Dataset rows for apps and sites:
- - - - -

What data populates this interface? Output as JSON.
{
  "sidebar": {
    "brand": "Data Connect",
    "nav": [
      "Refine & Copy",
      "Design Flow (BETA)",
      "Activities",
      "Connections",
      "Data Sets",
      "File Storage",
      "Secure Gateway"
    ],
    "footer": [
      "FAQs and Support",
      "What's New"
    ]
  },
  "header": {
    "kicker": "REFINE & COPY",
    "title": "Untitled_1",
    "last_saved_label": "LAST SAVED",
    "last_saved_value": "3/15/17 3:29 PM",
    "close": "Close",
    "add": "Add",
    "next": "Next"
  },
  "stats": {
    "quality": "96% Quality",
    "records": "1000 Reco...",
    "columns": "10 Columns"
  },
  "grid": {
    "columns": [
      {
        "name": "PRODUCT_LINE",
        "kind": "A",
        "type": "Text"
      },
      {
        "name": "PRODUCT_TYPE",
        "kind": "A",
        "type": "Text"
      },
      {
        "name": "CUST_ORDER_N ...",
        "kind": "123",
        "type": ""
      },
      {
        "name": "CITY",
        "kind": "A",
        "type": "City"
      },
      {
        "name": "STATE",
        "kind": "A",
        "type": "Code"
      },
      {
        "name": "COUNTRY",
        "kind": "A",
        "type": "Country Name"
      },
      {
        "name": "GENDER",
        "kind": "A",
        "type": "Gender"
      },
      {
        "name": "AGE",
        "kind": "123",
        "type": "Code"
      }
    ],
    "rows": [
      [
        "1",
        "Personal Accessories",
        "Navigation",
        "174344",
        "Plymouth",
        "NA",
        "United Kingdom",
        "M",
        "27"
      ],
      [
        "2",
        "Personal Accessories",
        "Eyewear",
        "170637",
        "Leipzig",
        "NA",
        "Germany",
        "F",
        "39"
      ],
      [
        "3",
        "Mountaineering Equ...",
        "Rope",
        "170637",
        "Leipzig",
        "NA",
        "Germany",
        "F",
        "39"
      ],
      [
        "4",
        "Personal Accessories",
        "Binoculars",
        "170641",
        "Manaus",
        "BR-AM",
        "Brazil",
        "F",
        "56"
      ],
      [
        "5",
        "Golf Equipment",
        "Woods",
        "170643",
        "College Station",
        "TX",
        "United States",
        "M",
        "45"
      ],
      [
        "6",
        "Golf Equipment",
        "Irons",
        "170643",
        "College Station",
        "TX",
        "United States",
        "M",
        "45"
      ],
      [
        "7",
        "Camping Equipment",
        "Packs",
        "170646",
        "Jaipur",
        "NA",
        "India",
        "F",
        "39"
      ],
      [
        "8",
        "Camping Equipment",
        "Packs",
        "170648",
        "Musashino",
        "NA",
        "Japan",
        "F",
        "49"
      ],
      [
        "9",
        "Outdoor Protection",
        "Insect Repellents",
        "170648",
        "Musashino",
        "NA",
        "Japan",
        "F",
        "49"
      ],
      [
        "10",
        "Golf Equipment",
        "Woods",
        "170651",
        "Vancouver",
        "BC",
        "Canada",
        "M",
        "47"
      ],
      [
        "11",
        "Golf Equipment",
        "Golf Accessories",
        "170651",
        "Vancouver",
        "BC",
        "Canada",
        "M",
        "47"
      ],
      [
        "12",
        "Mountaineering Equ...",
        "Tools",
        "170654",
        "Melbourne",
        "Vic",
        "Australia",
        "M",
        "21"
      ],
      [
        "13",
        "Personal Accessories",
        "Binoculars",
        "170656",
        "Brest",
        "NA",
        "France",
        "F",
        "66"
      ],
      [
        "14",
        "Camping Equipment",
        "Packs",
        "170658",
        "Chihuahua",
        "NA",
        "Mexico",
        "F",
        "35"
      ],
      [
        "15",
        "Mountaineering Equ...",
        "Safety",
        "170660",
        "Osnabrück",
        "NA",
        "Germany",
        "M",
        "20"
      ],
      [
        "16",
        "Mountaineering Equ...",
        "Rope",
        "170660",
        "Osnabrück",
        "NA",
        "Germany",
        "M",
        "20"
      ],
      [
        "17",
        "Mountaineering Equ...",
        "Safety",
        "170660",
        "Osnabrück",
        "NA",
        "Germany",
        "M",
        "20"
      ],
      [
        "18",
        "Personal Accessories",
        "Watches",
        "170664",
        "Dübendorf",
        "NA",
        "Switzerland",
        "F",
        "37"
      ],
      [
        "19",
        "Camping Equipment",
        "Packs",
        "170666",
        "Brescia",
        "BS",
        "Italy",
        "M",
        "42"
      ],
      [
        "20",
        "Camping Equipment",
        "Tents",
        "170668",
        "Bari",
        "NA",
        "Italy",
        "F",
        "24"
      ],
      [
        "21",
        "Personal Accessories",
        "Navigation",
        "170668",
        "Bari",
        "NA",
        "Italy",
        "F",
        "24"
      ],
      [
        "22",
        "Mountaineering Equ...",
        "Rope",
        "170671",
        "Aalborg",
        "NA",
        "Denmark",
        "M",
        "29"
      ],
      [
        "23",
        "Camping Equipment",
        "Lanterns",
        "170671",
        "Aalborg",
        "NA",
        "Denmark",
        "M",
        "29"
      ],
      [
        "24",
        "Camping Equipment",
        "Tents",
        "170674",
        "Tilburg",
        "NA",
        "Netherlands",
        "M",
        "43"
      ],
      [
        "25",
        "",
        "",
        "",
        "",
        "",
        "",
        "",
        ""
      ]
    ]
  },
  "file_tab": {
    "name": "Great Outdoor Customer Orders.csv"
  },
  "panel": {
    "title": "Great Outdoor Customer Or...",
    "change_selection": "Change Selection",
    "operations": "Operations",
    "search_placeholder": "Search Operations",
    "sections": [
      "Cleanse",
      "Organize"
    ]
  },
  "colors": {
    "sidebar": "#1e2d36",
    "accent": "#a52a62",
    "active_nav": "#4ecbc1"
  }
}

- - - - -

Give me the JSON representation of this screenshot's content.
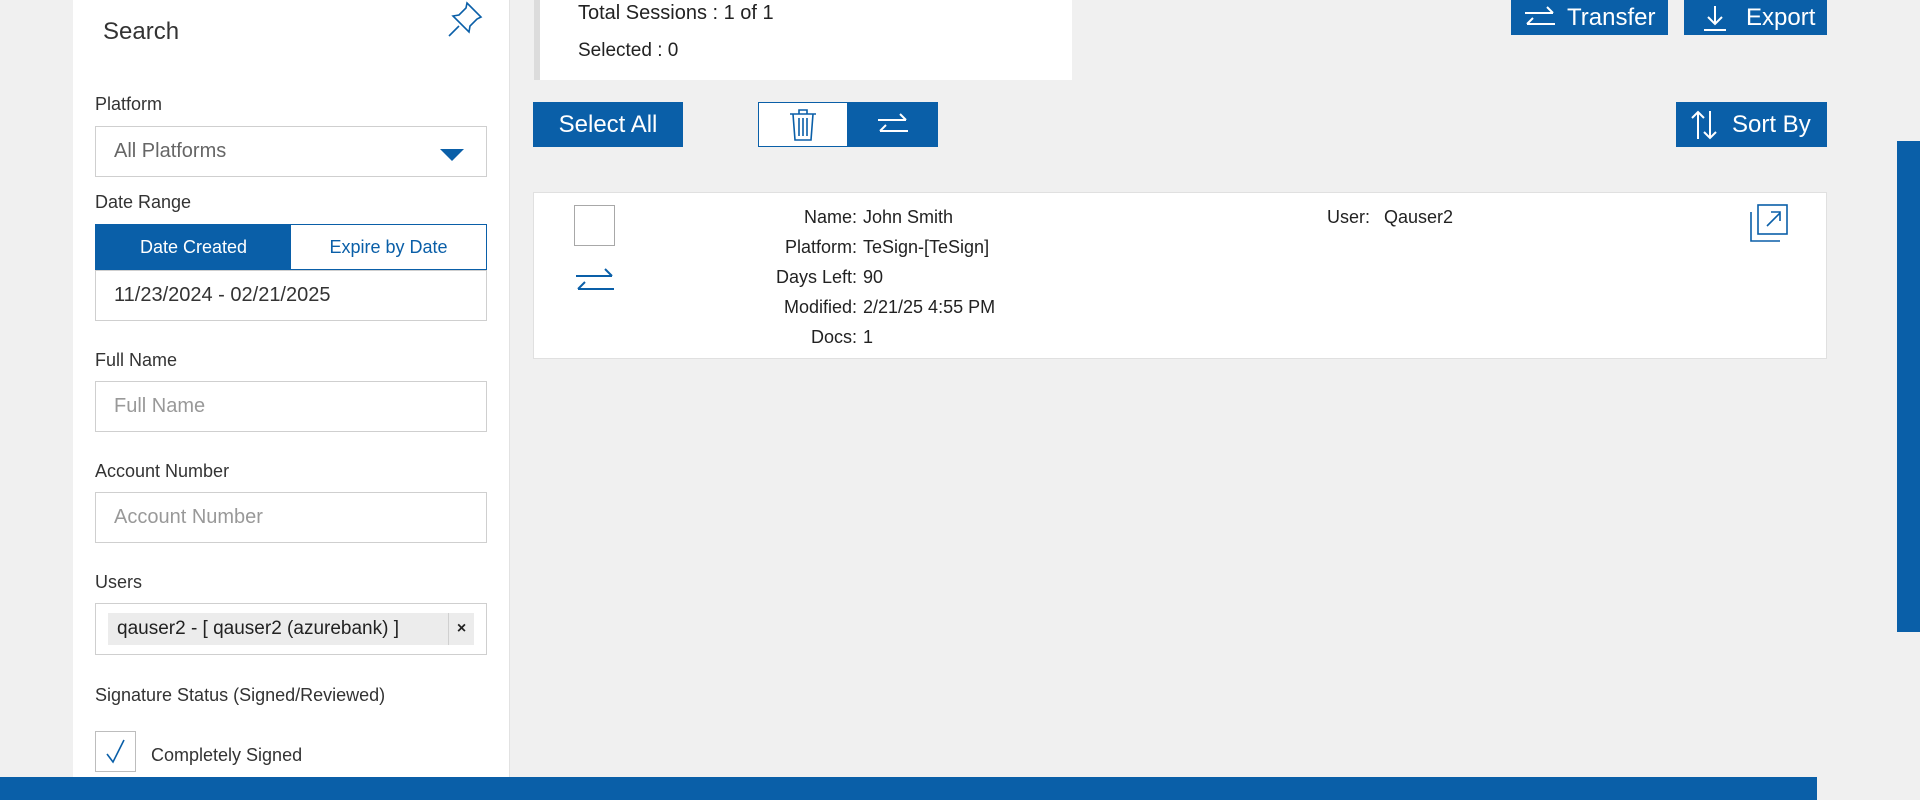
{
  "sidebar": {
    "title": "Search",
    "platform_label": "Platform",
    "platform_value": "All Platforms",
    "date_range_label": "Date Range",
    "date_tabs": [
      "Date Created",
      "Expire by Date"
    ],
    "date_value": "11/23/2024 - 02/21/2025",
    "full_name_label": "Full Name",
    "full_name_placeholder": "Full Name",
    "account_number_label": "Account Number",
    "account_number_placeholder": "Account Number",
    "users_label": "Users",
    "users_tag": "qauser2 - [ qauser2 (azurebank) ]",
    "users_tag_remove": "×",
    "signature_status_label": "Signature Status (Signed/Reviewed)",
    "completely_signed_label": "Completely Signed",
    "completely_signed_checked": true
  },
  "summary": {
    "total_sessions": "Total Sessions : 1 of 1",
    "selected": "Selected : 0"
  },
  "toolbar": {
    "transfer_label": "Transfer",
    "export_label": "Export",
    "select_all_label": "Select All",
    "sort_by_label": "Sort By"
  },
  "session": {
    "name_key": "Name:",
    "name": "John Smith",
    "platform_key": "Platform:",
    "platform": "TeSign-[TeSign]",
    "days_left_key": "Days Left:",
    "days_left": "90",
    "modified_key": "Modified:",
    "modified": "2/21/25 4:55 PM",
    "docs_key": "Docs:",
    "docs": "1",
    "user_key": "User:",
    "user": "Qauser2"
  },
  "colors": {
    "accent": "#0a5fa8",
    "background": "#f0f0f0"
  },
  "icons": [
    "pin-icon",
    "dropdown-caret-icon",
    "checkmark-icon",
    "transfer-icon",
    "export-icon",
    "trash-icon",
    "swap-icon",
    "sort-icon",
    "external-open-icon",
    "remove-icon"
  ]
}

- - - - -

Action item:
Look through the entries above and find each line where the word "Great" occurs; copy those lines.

Written response:
    "name": "Great Outdoor Customer Orders.csv"
    "title": "Great Outdoor Customer Or...",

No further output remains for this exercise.